[[ RECORD SET open ]]
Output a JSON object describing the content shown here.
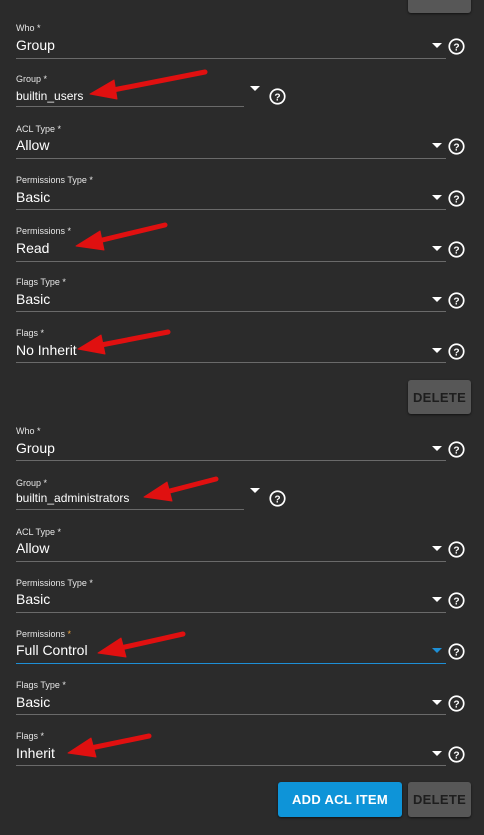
{
  "required_mark": "*",
  "entries": [
    {
      "who": {
        "label": "Who",
        "value": "Group"
      },
      "group": {
        "label": "Group",
        "value": "builtin_users"
      },
      "acl_type": {
        "label": "ACL Type",
        "value": "Allow"
      },
      "perm_type": {
        "label": "Permissions Type",
        "value": "Basic"
      },
      "permissions": {
        "label": "Permissions",
        "value": "Read"
      },
      "flags_type": {
        "label": "Flags Type",
        "value": "Basic"
      },
      "flags": {
        "label": "Flags",
        "value": "No Inherit"
      },
      "delete_label": "DELETE"
    },
    {
      "who": {
        "label": "Who",
        "value": "Group"
      },
      "group": {
        "label": "Group",
        "value": "builtin_administrators"
      },
      "acl_type": {
        "label": "ACL Type",
        "value": "Allow"
      },
      "perm_type": {
        "label": "Permissions Type",
        "value": "Basic"
      },
      "permissions": {
        "label": "Permissions",
        "value": "Full Control"
      },
      "flags_type": {
        "label": "Flags Type",
        "value": "Basic"
      },
      "flags": {
        "label": "Flags",
        "value": "Inherit"
      },
      "delete_label": "DELETE"
    }
  ],
  "footer": {
    "add_label": "ADD ACL ITEM",
    "delete_label": "DELETE"
  },
  "colors": {
    "accent": "#0e94d8",
    "focus_underline": "#1e8fd6",
    "required_focus": "#f0a23a",
    "annotation_arrow": "#e01010"
  }
}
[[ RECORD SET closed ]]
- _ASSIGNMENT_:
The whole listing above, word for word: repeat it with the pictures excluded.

- _TASK SOLUTION_:
Output a JSON object describing the content shown here.
{
  "required_mark": "*",
  "entries": [
    {
      "who": {
        "label": "Who",
        "value": "Group"
      },
      "group": {
        "label": "Group",
        "value": "builtin_users"
      },
      "acl_type": {
        "label": "ACL Type",
        "value": "Allow"
      },
      "perm_type": {
        "label": "Permissions Type",
        "value": "Basic"
      },
      "permissions": {
        "label": "Permissions",
        "value": "Read"
      },
      "flags_type": {
        "label": "Flags Type",
        "value": "Basic"
      },
      "flags": {
        "label": "Flags",
        "value": "No Inherit"
      },
      "delete_label": "DELETE"
    },
    {
      "who": {
        "label": "Who",
        "value": "Group"
      },
      "group": {
        "label": "Group",
        "value": "builtin_administrators"
      },
      "acl_type": {
        "label": "ACL Type",
        "value": "Allow"
      },
      "perm_type": {
        "label": "Permissions Type",
        "value": "Basic"
      },
      "permissions": {
        "label": "Permissions",
        "value": "Full Control"
      },
      "flags_type": {
        "label": "Flags Type",
        "value": "Basic"
      },
      "flags": {
        "label": "Flags",
        "value": "Inherit"
      },
      "delete_label": "DELETE"
    }
  ],
  "footer": {
    "add_label": "ADD ACL ITEM",
    "delete_label": "DELETE"
  },
  "colors": {
    "accent": "#0e94d8",
    "focus_underline": "#1e8fd6",
    "required_focus": "#f0a23a",
    "annotation_arrow": "#e01010"
  }
}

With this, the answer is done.